” …Hereditary seeks to confound by swinging between moments of controlled Kubrick-ian terror and unhinged emotional hysteria. There were walkouts. There were people complaining when they marched through the snow to the bus. Even Aster appeared uncomfortable answering questions about the film, which so clearly comes from a place of real pain.” Dan Jackson, Thrillist
“Creepy drawings, fiery seances and decapitated floating corpses are just a few of the relentless scares that will haunt your nightmares after watching Hereditary, which grounds its thrills in harrowing family drama, and manages to make well-trodden genre tropes feel fresh with twisted humor and minimal special effects.” Patrick Ryan, USA Today
” …Hereditary isn’t entirely bleak and grim. There’s a ribbon of dark humor running throughout, particularly in its wild climax, punctuated by a wicked final song choice […] I left the theater feeling a little rattled, a little spent, and entirely relieved that I’d made it through.” Richard Lawson, Vanity Fair
” …what viewers will discover is that the movie, unlike almost every mainstream horror film you see these days, has the substance to match its scares. It gets at something sophisticated: the way that mental and emotional damage becomes part of a family’s spirit, and is therefore passed on as if it were… a spirit. Wherever you stand on the subject of paranormal activity, this is a drama attuned to the ghosts of parent-child communion that live in all of us.” Owen Gleiberman, Variety
” …perhaps since Aster was inspired by his own family, he puts a lot of work into building the connections between the characters. He’s invested not just in their survival, but their emotional health, and their connections with each other. Which makes it all the more tragic as Hereditary threatens these things in turn, cruelly and effectively. It’s a merciless film, crafted for maximum effect.” Tasha Robinson, The Verge
“It’s a tonal masterclass that delves into ubiquitous genre-bending devastation with no allowable escape, plotted admirably and wound tightly with poison-laced barbed wire that taunts as it twists inward. Prepare to be turned-ghost pale by horrors of the mind, body and soul, unlike you’ve experienced in quite some time.” Matt Donato, We Got This Covered

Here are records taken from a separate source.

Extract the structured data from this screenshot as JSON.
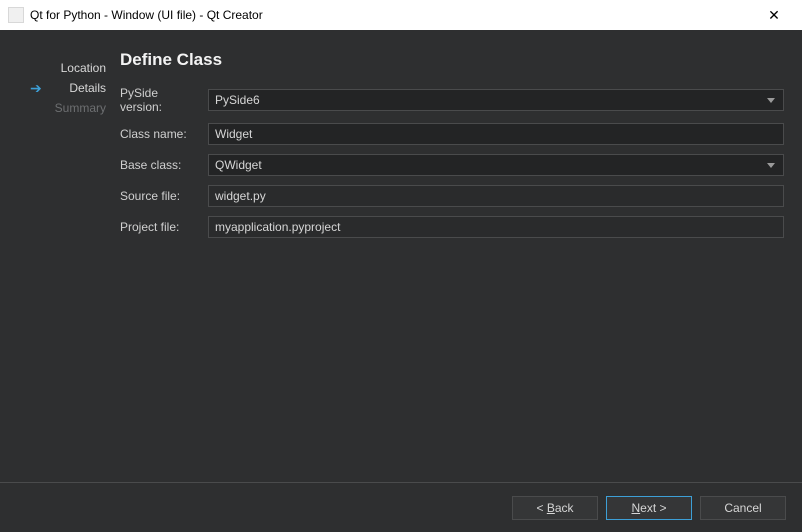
{
  "window": {
    "title": "Qt for Python - Window (UI file) - Qt Creator"
  },
  "sidebar": {
    "steps": [
      {
        "label": "Location",
        "active": false,
        "disabled": false
      },
      {
        "label": "Details",
        "active": true,
        "disabled": false
      },
      {
        "label": "Summary",
        "active": false,
        "disabled": true
      }
    ]
  },
  "heading": "Define Class",
  "form": {
    "pyside_version": {
      "label": "PySide version:",
      "value": "PySide6"
    },
    "class_name": {
      "label": "Class name:",
      "value": "Widget"
    },
    "base_class": {
      "label": "Base class:",
      "value": "QWidget"
    },
    "source_file": {
      "label": "Source file:",
      "value": "widget.py"
    },
    "project_file": {
      "label": "Project file:",
      "value": "myapplication.pyproject"
    }
  },
  "buttons": {
    "back": "< Back",
    "next_prefix": "N",
    "next_suffix": "ext >",
    "cancel": "Cancel"
  }
}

Cast and characters:
- Toni Collette … Annie Graham
- Alex Wolff … Peter Graham
- Milly Shapiro … Charlie Graham
- Gabriel Byrne … Steve Graham
- Ann Dowd … Joan
- Hérédité – France
- Hereditário – Brazil; Portugal
- Hereditary – Das Vermächtnis – Germany
- Η διαδοχή – Greece
- Örökség – Hungary
- Dziedzictwo. Hereditary – Poland
- Наследственное – Russia
The film was shot in February 2017 in Park City and Salt Lake City, Utah, USA